● **Work task**
Give back the entire listing below, unaltered.

● **Task input**

---------------

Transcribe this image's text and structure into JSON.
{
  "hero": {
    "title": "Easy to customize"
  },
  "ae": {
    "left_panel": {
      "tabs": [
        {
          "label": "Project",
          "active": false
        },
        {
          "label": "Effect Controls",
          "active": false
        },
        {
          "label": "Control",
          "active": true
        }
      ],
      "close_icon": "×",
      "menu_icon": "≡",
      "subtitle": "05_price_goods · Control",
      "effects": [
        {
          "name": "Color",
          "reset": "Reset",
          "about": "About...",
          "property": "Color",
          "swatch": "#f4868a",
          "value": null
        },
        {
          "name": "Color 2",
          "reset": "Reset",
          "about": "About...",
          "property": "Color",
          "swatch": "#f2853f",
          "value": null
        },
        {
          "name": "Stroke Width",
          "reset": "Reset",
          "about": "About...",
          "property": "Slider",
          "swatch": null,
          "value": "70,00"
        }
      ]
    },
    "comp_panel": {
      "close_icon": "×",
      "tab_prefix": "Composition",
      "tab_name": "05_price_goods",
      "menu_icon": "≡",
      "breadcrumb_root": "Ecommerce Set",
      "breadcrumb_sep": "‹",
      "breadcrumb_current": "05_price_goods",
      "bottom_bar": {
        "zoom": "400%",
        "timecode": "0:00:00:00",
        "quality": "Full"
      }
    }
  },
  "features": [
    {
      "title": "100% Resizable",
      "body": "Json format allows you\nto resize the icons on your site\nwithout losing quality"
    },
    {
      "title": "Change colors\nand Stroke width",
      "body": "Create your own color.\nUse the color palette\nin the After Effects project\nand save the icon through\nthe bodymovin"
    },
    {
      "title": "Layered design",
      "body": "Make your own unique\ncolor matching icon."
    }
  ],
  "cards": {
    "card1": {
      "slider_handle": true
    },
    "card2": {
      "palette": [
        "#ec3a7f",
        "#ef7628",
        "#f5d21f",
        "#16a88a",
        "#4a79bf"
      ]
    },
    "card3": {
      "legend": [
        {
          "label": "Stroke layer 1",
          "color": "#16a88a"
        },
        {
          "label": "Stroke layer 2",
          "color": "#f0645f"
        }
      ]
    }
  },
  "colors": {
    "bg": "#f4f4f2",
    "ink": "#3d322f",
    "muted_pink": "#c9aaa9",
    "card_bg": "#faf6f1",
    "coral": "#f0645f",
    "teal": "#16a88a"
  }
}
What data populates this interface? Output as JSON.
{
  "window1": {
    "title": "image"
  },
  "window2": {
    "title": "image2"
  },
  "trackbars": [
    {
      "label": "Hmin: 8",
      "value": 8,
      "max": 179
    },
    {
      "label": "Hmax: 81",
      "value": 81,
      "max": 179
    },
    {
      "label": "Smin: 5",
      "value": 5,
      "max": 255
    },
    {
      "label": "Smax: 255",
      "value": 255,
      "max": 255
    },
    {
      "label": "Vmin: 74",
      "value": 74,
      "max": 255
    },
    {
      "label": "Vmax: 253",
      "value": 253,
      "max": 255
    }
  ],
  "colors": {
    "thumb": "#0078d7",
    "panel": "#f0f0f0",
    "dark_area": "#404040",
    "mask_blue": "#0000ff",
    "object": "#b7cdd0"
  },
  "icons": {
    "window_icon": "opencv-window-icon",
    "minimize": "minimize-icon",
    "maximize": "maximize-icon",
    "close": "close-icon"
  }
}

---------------

● **Answer space**
Transcribe this image's text and structure into JSON.
{
  "hero": {
    "title": "Easy to customize"
  },
  "ae": {
    "left_panel": {
      "tabs": [
        {
          "label": "Project",
          "active": false
        },
        {
          "label": "Effect Controls",
          "active": false
        },
        {
          "label": "Control",
          "active": true
        }
      ],
      "close_icon": "×",
      "menu_icon": "≡",
      "subtitle": "05_price_goods · Control",
      "effects": [
        {
          "name": "Color",
          "reset": "Reset",
          "about": "About...",
          "property": "Color",
          "swatch": "#f4868a",
          "value": null
        },
        {
          "name": "Color 2",
          "reset": "Reset",
          "about": "About...",
          "property": "Color",
          "swatch": "#f2853f",
          "value": null
        },
        {
          "name": "Stroke Width",
          "reset": "Reset",
          "about": "About...",
          "property": "Slider",
          "swatch": null,
          "value": "70,00"
        }
      ]
    },
    "comp_panel": {
      "close_icon": "×",
      "tab_prefix": "Composition",
      "tab_name": "05_price_goods",
      "menu_icon": "≡",
      "breadcrumb_root": "Ecommerce Set",
      "breadcrumb_sep": "‹",
      "breadcrumb_current": "05_price_goods",
      "bottom_bar": {
        "zoom": "400%",
        "timecode": "0:00:00:00",
        "quality": "Full"
      }
    }
  },
  "features": [
    {
      "title": "100% Resizable",
      "body": "Json format allows you\nto resize the icons on your site\nwithout losing quality"
    },
    {
      "title": "Change colors\nand Stroke width",
      "body": "Create your own color.\nUse the color palette\nin the After Effects project\nand save the icon through\nthe bodymovin"
    },
    {
      "title": "Layered design",
      "body": "Make your own unique\ncolor matching icon."
    }
  ],
  "cards": {
    "card1": {
      "slider_handle": true
    },
    "card2": {
      "palette": [
        "#ec3a7f",
        "#ef7628",
        "#f5d21f",
        "#16a88a",
        "#4a79bf"
      ]
    },
    "card3": {
      "legend": [
        {
          "label": "Stroke layer 1",
          "color": "#16a88a"
        },
        {
          "label": "Stroke layer 2",
          "color": "#f0645f"
        }
      ]
    }
  },
  "colors": {
    "bg": "#f4f4f2",
    "ink": "#3d322f",
    "muted_pink": "#c9aaa9",
    "card_bg": "#faf6f1",
    "coral": "#f0645f",
    "teal": "#16a88a"
  }
}
What data populates this interface? Output as JSON.
{
  "window1": {
    "title": "image"
  },
  "window2": {
    "title": "image2"
  },
  "trackbars": [
    {
      "label": "Hmin: 8",
      "value": 8,
      "max": 179
    },
    {
      "label": "Hmax: 81",
      "value": 81,
      "max": 179
    },
    {
      "label": "Smin: 5",
      "value": 5,
      "max": 255
    },
    {
      "label": "Smax: 255",
      "value": 255,
      "max": 255
    },
    {
      "label": "Vmin: 74",
      "value": 74,
      "max": 255
    },
    {
      "label": "Vmax: 253",
      "value": 253,
      "max": 255
    }
  ],
  "colors": {
    "thumb": "#0078d7",
    "panel": "#f0f0f0",
    "dark_area": "#404040",
    "mask_blue": "#0000ff",
    "object": "#b7cdd0"
  },
  "icons": {
    "window_icon": "opencv-window-icon",
    "minimize": "minimize-icon",
    "maximize": "maximize-icon",
    "close": "close-icon"
  }
}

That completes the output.